Filter the material below down to the lines with the word "please" and give those lines.

→ **SOURCE MATERIAL**:

——————

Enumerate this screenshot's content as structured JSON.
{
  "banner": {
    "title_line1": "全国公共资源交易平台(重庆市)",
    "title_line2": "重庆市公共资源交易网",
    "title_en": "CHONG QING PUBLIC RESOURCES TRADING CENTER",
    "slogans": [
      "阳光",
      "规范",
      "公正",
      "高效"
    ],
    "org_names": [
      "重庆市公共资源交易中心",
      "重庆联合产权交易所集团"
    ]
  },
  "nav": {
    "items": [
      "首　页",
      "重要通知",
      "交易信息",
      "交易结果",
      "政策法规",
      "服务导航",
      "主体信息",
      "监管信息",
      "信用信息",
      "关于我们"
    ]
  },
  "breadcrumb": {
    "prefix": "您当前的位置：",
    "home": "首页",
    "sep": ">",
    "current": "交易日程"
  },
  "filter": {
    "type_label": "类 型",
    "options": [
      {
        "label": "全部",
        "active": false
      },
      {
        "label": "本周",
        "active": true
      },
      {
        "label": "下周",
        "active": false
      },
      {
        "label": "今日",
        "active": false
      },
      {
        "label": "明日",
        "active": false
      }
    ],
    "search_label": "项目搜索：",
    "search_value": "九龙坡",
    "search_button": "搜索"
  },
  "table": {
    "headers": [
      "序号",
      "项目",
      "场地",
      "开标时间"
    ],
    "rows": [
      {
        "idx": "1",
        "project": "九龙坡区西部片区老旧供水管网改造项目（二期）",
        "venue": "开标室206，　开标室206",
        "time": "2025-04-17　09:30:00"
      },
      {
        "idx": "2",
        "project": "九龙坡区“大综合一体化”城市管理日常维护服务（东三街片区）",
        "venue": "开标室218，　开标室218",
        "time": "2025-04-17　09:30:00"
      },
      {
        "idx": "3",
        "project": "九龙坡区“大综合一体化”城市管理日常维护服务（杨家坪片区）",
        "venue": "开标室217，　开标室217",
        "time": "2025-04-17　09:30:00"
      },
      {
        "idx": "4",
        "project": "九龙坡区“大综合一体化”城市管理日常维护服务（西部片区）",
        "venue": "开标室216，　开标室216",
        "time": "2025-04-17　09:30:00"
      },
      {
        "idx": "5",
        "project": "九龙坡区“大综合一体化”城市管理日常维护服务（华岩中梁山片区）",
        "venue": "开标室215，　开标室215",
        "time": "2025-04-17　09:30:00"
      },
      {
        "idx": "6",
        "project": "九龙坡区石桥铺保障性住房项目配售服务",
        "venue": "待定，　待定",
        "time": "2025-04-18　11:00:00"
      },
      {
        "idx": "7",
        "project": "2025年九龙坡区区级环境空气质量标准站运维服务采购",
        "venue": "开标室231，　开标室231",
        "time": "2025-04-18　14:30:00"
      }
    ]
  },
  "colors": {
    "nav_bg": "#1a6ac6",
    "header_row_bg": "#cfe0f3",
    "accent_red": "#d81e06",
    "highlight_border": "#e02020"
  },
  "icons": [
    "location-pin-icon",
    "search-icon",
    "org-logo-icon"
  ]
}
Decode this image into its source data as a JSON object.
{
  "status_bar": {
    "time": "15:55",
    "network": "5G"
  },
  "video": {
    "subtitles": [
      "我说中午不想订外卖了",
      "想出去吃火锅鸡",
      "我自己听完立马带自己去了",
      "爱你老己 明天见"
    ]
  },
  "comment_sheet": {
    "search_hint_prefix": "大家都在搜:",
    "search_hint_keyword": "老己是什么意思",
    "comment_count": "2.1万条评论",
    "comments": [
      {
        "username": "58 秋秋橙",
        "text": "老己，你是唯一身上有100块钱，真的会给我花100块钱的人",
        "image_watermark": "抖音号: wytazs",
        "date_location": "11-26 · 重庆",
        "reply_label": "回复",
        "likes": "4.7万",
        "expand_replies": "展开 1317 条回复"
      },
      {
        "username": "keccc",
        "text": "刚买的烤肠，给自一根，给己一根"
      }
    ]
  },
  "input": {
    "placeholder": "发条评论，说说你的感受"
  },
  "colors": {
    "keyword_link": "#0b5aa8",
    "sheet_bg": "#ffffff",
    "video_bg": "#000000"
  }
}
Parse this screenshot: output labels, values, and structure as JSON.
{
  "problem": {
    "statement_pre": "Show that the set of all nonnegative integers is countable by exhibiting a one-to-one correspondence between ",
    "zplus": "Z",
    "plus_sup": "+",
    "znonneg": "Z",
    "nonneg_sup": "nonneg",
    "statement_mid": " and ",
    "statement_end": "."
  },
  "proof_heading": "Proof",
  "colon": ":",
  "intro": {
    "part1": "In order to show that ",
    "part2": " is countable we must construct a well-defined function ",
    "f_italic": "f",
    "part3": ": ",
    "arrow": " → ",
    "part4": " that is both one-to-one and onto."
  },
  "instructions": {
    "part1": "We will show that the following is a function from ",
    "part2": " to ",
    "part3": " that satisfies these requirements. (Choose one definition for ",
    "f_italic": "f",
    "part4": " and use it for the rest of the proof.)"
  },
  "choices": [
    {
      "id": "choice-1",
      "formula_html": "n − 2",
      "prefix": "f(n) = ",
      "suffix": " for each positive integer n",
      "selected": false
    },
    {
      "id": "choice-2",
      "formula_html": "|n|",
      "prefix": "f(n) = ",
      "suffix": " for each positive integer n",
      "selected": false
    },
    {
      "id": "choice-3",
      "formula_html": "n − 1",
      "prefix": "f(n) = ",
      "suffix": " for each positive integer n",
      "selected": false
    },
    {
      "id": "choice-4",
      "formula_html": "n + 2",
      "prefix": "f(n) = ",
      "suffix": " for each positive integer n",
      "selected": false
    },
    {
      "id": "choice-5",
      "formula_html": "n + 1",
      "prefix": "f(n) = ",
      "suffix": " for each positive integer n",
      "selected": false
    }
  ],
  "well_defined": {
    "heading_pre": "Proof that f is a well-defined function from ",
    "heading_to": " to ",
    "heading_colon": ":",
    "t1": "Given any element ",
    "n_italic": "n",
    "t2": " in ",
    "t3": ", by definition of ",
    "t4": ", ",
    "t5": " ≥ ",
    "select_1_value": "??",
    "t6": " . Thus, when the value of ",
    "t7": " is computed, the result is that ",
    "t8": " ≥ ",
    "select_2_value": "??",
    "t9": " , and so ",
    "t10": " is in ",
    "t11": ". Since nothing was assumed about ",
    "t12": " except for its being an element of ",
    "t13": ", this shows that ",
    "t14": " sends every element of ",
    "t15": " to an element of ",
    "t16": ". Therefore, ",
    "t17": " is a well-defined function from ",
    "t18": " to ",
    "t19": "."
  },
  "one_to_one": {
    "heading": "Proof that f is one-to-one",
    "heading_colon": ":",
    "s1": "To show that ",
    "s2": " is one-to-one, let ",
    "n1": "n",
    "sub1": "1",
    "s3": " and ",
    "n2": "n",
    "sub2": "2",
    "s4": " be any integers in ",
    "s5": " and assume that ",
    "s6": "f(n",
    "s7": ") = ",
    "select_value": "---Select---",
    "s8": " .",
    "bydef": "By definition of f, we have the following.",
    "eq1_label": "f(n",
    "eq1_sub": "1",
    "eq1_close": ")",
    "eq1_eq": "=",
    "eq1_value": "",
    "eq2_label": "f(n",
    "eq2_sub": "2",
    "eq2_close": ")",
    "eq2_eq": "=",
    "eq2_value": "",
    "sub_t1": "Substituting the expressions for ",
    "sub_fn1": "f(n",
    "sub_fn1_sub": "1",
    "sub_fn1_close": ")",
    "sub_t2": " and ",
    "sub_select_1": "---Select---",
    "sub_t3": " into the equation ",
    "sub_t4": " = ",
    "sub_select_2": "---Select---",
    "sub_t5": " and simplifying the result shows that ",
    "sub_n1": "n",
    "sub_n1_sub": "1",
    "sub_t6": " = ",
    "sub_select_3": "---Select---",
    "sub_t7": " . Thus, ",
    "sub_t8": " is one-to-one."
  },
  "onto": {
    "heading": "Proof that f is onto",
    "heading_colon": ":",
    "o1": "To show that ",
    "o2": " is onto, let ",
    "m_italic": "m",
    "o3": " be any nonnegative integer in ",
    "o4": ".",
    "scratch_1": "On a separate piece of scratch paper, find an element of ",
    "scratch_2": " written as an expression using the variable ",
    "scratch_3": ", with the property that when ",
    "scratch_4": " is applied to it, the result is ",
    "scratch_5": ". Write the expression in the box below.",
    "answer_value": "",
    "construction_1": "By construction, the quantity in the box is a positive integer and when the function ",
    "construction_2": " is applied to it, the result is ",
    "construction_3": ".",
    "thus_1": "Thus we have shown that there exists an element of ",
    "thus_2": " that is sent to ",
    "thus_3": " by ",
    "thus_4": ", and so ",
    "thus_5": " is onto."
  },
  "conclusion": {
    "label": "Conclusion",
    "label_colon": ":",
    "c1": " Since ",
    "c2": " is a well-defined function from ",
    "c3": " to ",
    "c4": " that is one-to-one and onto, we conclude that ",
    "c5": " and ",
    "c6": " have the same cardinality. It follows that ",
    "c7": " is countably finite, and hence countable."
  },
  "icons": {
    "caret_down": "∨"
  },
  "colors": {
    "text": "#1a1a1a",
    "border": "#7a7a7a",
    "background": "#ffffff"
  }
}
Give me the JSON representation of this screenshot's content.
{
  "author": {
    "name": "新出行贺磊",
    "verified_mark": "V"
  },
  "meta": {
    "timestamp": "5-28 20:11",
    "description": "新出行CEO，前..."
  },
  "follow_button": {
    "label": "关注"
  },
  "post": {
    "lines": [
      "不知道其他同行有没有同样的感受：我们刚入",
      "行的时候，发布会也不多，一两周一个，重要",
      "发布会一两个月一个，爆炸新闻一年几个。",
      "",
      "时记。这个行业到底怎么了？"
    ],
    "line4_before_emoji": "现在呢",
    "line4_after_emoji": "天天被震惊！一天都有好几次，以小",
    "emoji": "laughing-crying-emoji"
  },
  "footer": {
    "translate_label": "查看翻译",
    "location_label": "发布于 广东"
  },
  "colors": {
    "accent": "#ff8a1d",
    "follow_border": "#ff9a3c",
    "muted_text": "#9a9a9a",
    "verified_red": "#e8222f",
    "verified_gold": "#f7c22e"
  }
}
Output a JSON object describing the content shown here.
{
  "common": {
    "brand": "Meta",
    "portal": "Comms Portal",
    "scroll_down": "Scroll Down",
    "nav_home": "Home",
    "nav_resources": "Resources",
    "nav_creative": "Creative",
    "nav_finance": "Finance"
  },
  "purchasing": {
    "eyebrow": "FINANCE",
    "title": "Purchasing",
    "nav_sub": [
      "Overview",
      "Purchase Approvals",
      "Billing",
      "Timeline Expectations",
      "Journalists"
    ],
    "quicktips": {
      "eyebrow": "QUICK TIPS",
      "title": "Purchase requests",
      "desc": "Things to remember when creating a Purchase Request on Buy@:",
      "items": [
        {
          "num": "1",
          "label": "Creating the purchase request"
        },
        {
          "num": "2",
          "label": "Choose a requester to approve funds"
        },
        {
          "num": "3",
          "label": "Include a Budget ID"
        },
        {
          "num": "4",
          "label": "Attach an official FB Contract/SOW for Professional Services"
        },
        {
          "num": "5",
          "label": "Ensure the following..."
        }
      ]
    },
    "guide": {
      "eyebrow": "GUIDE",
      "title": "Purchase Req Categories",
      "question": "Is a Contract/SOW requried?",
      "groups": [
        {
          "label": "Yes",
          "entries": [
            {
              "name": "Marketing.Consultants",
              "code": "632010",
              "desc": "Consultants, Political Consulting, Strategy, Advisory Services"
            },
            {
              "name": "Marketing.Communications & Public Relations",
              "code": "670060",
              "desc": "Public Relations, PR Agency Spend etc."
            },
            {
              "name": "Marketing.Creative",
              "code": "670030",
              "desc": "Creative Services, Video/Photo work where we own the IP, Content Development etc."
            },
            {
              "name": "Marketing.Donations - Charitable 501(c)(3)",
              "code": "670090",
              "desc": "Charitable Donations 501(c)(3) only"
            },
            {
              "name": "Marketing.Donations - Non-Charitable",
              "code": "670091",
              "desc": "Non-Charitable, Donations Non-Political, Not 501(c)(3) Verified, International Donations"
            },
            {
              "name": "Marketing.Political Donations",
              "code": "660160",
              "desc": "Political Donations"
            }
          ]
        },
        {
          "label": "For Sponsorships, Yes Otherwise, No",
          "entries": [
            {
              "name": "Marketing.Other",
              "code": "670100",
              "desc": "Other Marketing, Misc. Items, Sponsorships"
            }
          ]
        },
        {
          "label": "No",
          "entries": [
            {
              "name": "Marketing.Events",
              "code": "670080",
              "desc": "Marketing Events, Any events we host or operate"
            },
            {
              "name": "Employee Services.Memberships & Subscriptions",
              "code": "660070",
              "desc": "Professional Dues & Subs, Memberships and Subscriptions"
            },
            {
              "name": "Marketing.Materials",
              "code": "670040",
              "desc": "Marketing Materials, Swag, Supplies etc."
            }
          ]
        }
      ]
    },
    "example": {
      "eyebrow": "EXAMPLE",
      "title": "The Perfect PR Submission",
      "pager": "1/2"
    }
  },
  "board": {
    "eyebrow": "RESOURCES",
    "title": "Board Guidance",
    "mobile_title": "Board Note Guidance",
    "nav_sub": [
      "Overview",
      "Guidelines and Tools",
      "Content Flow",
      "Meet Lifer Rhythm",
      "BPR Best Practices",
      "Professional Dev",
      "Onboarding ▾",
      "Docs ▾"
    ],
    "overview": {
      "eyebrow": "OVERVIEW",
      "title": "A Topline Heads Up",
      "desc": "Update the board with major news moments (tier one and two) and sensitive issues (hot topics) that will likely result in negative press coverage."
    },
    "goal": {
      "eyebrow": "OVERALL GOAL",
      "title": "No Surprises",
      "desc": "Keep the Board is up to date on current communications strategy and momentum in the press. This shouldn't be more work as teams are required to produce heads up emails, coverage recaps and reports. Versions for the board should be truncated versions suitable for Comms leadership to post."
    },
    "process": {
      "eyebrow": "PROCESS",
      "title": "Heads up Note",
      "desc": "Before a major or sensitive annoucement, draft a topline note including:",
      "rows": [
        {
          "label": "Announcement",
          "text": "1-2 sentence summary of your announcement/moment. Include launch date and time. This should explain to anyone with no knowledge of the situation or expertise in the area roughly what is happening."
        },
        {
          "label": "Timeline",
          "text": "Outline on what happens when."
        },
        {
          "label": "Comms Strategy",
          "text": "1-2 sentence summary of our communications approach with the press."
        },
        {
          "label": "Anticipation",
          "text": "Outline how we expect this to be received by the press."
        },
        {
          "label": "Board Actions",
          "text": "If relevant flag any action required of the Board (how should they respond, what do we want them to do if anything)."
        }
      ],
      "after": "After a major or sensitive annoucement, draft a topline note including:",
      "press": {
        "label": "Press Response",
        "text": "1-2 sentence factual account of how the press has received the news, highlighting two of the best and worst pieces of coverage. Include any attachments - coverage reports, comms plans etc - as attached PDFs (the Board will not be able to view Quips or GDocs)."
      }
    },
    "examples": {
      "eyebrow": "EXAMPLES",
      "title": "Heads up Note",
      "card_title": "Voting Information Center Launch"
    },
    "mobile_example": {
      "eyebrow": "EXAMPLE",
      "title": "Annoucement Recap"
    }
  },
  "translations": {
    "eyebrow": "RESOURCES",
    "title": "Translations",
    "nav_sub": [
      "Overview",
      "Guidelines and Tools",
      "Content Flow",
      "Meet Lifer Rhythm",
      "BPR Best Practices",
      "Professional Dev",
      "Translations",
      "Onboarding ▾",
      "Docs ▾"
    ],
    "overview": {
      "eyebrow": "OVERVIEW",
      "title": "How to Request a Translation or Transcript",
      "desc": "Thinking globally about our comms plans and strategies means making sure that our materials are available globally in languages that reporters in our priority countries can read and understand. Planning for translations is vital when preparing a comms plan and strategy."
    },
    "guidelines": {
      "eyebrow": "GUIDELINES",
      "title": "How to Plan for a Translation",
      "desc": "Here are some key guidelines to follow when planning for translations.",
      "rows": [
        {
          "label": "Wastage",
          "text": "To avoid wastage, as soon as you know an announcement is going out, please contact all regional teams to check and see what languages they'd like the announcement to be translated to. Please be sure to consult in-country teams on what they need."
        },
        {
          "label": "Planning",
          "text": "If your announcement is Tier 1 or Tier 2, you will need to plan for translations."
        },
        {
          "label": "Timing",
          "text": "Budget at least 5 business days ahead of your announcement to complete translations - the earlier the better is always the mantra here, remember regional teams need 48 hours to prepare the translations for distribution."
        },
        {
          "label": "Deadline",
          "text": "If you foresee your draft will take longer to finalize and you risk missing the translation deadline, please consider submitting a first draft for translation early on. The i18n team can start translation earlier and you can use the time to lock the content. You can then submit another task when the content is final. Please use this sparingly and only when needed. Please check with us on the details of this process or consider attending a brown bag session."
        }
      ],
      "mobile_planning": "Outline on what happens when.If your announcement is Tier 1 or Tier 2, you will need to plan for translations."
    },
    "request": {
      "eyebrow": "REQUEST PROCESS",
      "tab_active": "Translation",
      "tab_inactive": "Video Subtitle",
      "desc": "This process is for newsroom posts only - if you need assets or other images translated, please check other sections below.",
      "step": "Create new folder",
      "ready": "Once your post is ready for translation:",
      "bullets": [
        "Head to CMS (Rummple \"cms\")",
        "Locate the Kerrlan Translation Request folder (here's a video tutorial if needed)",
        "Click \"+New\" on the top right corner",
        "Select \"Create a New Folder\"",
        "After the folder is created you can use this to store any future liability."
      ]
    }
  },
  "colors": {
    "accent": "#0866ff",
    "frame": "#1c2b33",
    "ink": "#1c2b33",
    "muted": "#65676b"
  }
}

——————

→ **EXERCISE SOLUTION**:
          "text": "To avoid wastage, as soon as you know an announcement is going out, please contact all regional teams to check and see what languages they'd like the announcement to be translated to. Please be sure to consult in-country teams on what they need."
          "text": "If you foresee your draft will take longer to finalize and you risk missing the translation deadline, please consider submitting a first draft for translation early on. The i18n team can start translation earlier and you can use the time to lock the content. You can then submit another task when the content is final. Please use this sparingly and only when needed. Please check with us on the details of this process or consider attending a brown bag session."
      "desc": "This process is for newsroom posts only - if you need assets or other images translated, please check other sections below.",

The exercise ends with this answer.